Everywhere I look I keep getting premonitions that the world is coming to an end. I saw that movie Z on television last night, the one about the politician who gets murdered. Does u? Oh, Harry, I wish I could explain how utterly petrified I am. Katharina finished her letter and faxed it to Harry in the Netherlands. To be sure he received it, she faxed him a second copy, and a third, and then, finally, Katharina felt she had done everything she could do. Wired and restless, she crawled into bed and put out the light. Wide awake, Katharina Waldburg was once again in the dark.
He held several faxed pages in his hands.
Harry went to the suite bar and mixed a Manhattan for his wife and a martini for himself. As they sipped their drinks, Harry reflected on recent events and tried to put them together logically in his mind. But with Katharina it had all happened so fast. She had been talking to clients about the benefits of practical paranoia, and in a country like Germany, where executives were desperate to regain any competitive edge, her ideas about the paranoid organization had been a big hit.
But attacking Roland in the office and offending clients crossed the boundaries of what was acceptable. She went out and got drunk with his client. But if we fire her, we could end up getting sued. She sat down on the sofa beside Harry. I mean, on what grounds could I do that?
And she sent around some oddball memos.
But if I tried to hospitalize every associate who sent me rambling e-mails, the asylums would be full. Harry and Caroline sat in silence for a few minutes. He felt threatened by Katharina—I know that now—but she wanted to be in Berlin so badly that I persuaded him to take her.

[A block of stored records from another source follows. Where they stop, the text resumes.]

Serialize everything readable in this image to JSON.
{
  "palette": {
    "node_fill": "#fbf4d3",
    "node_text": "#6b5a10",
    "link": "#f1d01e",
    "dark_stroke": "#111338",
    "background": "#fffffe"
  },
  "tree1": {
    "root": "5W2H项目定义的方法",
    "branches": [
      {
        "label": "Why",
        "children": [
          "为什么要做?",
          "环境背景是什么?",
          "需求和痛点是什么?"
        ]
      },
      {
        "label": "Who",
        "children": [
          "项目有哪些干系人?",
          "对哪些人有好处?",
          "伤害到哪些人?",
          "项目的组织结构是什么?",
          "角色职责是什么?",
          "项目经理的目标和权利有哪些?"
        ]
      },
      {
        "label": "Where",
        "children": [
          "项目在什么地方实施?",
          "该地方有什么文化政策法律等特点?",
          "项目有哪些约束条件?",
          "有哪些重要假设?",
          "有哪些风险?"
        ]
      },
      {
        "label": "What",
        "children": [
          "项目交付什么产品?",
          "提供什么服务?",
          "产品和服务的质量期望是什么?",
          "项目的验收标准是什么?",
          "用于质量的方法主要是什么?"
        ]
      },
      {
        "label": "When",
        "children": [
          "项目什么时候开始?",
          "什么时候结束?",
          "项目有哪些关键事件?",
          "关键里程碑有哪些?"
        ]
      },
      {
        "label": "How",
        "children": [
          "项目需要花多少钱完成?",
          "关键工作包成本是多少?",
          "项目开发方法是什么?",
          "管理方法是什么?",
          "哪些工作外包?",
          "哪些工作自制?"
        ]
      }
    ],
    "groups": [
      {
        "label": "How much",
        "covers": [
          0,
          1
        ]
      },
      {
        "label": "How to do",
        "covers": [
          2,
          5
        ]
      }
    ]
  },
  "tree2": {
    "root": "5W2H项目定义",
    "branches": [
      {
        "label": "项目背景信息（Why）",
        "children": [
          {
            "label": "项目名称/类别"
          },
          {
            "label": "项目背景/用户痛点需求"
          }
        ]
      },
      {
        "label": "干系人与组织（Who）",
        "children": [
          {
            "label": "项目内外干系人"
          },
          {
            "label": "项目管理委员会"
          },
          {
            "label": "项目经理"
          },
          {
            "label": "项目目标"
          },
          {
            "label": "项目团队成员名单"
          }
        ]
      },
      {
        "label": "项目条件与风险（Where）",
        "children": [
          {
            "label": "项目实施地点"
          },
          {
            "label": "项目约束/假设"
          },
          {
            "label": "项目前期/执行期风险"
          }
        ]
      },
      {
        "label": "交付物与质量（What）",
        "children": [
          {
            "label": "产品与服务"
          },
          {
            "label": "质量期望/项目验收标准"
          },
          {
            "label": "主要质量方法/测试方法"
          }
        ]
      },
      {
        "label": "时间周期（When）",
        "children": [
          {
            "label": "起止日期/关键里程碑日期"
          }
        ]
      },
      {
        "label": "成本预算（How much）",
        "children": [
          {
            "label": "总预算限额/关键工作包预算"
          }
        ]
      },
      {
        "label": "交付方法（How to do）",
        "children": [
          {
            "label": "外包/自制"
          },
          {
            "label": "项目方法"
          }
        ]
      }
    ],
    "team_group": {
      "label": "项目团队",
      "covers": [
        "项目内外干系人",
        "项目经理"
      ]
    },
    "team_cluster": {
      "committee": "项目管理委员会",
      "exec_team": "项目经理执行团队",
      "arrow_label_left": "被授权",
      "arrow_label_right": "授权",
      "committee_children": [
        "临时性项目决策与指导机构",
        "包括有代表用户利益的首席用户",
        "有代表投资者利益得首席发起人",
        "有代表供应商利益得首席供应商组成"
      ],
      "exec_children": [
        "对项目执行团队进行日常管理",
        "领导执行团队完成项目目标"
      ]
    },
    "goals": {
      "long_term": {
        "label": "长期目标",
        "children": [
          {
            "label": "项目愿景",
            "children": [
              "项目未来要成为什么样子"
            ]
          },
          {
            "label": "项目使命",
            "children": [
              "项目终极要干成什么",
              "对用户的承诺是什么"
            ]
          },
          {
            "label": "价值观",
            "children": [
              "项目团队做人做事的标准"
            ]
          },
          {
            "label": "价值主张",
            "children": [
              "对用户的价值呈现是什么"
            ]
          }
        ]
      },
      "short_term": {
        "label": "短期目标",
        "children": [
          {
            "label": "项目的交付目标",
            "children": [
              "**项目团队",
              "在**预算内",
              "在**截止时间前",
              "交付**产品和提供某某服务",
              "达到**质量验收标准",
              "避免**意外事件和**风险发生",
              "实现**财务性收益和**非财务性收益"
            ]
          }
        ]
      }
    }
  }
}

Maybe it was the tension between them that pushed her over the edge. Katharina may try to get in touch with other clients or, worse, she could do something to hurt herself. What a mess. MacArthur Fellow. On average, one person in will suffer from manic depression or bipolar illness, as it is also called in the severe form described here, and another two or three will experience it in a milder form.
In high-powered environments, such as the one at Pierce and Company, the numbers will be even higher. In other words, a lot of businesspeople have bipolar illness, but because of the stigma involved, no one admits it, and the illness goes untreated. On average, one person in will suffer from manic depression in a severe form, and another two or three will experience it in a milder form.
This is regrettable because manic depression is a very treatable illness—science is clear on this. A company can do several things to prepare itself for situations such as the one Harry Beecham faces—not the least of which is to develop general guidelines for handling psychiatric crises in the workplace. For instance, they can make sure their senior managers are educated about the symptoms of major mental illnesses.